■ **Exercise details**
If "document" shows up in a line of the material, return that line.

══ Available data ══

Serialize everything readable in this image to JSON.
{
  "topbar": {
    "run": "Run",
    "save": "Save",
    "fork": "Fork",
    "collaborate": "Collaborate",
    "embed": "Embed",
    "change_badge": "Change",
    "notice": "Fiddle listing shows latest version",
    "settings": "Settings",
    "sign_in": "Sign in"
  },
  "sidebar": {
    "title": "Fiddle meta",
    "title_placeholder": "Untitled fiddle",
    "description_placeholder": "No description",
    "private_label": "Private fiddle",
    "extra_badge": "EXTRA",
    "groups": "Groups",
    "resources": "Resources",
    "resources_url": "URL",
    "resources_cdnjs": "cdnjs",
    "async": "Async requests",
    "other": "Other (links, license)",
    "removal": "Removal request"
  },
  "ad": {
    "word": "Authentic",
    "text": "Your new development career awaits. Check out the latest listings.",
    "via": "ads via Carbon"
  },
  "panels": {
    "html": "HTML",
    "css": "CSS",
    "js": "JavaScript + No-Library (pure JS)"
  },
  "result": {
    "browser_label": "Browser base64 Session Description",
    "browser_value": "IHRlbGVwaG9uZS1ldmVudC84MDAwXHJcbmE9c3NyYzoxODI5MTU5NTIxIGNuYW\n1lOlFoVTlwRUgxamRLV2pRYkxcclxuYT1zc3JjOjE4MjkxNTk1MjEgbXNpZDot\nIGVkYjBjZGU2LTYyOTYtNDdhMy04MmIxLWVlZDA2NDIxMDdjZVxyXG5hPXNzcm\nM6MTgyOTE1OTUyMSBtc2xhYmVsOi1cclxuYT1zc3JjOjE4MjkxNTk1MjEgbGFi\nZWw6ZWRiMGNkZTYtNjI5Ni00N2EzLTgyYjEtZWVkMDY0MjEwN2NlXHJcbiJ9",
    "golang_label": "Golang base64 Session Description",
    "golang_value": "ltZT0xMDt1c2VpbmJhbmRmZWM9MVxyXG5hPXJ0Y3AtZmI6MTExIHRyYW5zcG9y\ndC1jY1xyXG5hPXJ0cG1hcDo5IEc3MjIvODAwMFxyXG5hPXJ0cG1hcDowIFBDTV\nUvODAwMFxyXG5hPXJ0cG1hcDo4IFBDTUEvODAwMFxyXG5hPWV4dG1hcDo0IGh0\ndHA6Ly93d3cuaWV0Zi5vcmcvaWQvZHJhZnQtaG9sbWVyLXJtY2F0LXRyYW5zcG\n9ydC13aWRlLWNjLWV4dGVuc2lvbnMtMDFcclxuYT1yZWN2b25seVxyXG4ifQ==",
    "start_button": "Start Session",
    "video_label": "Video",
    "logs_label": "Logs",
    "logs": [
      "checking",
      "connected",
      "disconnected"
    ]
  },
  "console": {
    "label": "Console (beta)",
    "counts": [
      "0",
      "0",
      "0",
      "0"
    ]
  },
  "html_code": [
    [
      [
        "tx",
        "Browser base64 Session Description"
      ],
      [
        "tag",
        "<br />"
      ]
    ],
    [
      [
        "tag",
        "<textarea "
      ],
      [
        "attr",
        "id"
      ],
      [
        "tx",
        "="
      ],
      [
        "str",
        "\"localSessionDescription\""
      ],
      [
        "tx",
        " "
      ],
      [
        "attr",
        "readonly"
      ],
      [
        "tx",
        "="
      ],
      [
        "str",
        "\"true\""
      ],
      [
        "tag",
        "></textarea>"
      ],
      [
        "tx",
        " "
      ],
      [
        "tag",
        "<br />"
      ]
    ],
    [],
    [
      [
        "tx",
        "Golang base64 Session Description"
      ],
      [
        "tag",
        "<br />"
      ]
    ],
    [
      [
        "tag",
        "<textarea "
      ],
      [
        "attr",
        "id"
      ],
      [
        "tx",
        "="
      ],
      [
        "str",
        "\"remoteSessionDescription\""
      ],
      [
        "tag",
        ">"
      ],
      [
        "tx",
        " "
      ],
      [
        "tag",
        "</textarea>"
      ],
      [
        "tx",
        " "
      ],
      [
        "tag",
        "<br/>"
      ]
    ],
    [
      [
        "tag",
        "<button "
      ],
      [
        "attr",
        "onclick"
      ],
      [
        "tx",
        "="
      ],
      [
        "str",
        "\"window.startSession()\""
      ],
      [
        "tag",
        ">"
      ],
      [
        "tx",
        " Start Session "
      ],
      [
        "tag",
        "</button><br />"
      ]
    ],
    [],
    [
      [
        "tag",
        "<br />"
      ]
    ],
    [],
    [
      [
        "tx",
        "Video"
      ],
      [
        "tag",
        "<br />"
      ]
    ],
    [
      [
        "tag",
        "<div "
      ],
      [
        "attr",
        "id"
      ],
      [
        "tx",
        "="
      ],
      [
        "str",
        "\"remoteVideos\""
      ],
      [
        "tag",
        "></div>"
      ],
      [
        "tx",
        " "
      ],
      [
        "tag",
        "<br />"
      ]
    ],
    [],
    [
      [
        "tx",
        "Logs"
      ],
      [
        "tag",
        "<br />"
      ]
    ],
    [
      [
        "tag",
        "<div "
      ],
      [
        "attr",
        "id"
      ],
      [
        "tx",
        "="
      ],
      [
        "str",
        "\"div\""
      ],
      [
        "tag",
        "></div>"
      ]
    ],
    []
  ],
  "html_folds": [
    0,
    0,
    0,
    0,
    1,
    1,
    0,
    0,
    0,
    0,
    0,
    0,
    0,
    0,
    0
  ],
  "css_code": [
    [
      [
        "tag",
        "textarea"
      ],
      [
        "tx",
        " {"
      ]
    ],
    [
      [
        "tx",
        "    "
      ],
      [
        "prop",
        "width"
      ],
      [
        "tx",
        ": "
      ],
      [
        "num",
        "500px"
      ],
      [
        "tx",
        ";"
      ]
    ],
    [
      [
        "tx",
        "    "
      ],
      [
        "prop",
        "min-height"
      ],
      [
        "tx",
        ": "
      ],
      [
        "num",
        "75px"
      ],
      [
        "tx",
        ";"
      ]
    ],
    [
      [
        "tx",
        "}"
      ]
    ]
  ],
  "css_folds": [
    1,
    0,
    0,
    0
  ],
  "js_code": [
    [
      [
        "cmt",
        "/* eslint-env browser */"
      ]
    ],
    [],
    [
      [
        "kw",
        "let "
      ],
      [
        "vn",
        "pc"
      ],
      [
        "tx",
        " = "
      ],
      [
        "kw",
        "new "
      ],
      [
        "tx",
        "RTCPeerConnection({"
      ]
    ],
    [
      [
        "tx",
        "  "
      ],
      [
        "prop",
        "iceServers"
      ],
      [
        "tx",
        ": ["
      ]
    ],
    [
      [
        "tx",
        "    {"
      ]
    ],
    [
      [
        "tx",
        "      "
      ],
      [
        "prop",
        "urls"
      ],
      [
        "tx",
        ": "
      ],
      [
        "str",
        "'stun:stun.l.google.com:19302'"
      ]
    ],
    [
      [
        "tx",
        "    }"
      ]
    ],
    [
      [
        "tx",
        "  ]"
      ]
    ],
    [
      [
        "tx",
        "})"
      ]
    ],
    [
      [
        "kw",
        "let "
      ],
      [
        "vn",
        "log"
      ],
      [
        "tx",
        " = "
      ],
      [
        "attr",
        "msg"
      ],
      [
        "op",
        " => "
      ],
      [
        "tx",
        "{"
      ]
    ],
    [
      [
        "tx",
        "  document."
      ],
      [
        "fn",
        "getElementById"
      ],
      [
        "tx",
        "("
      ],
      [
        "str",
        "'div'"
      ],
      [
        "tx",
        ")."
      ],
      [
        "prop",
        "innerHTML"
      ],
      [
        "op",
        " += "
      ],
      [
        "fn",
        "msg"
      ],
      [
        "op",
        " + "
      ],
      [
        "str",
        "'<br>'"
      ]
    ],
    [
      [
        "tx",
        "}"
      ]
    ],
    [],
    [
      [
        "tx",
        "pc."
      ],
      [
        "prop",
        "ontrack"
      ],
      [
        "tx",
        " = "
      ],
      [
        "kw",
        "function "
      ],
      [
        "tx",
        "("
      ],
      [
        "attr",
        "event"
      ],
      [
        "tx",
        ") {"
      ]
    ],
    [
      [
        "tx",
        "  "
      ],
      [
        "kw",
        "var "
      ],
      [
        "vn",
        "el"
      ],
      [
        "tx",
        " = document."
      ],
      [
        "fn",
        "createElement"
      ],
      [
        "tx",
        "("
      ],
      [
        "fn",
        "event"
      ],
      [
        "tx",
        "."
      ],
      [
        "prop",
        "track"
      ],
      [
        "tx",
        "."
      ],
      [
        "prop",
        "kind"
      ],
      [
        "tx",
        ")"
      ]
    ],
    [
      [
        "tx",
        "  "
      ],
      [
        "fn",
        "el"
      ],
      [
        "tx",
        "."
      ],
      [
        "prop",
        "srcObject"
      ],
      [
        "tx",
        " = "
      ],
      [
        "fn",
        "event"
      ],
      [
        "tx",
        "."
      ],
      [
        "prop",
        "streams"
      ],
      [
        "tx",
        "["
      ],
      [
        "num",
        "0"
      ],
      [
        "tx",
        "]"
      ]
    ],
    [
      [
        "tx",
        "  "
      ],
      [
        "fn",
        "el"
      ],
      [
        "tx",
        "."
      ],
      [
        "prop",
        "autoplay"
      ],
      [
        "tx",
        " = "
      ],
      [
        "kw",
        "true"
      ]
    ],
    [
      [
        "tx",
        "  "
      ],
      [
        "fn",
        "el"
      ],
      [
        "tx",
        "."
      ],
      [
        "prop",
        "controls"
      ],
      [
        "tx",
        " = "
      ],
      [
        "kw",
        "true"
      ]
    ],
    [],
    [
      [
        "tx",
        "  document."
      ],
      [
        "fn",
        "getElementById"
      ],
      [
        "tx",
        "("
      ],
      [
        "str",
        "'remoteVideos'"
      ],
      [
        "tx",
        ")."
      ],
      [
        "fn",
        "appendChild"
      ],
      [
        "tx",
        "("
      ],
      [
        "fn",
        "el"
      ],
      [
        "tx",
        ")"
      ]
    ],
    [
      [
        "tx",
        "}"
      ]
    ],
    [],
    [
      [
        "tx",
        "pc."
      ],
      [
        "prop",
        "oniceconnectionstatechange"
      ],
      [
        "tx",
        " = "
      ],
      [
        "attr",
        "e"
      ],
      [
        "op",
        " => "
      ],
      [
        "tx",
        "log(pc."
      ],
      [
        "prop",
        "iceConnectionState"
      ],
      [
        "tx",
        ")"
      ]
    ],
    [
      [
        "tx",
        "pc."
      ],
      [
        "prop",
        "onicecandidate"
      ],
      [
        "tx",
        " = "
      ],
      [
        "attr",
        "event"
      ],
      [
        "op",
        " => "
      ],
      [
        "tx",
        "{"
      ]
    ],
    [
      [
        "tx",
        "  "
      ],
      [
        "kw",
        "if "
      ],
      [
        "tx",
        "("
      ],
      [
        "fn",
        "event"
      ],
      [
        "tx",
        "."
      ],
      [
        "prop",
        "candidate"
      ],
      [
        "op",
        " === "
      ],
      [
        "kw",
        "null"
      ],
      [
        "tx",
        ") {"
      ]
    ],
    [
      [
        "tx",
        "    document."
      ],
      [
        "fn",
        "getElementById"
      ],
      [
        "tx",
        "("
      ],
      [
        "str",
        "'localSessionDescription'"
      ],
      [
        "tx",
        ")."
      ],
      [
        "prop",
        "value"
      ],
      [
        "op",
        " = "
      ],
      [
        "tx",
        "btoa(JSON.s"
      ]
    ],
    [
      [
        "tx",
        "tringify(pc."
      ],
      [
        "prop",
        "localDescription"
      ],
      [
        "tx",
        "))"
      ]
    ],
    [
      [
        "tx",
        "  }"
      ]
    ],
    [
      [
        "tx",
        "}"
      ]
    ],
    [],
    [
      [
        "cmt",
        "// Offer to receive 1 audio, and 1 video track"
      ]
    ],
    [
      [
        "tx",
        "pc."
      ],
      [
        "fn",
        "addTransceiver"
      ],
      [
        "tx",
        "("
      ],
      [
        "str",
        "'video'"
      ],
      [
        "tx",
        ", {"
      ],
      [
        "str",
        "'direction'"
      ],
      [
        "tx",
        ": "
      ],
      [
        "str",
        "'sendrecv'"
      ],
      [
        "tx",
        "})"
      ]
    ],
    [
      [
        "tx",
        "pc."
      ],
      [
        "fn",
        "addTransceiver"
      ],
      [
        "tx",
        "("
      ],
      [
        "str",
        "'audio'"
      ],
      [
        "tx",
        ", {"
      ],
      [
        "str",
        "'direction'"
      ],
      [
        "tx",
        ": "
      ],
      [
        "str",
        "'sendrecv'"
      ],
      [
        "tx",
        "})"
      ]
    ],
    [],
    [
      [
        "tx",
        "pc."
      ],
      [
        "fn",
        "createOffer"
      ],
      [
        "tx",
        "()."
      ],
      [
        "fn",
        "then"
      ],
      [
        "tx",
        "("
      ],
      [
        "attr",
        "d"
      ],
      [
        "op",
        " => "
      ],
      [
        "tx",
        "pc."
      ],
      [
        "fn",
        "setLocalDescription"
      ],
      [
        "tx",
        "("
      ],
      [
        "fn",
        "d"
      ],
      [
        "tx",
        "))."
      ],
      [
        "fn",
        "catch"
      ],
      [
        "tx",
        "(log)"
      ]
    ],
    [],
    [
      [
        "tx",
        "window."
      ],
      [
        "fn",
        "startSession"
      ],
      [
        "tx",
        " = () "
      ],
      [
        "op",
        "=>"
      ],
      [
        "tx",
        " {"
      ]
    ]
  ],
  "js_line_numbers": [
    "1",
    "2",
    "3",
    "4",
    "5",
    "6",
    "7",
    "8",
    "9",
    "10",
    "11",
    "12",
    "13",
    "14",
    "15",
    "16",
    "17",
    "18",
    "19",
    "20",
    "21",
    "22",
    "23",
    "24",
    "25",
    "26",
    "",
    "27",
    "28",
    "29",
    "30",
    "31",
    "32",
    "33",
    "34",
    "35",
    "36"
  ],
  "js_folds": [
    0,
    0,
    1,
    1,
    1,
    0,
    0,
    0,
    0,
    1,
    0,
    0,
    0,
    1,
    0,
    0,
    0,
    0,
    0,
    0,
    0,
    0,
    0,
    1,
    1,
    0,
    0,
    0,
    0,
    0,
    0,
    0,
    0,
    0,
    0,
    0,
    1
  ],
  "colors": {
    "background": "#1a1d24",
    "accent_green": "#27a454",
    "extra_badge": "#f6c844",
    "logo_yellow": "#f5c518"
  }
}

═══

■ **Exercise answer**
        "  document."
        " = document."
        "  document."
        "    document."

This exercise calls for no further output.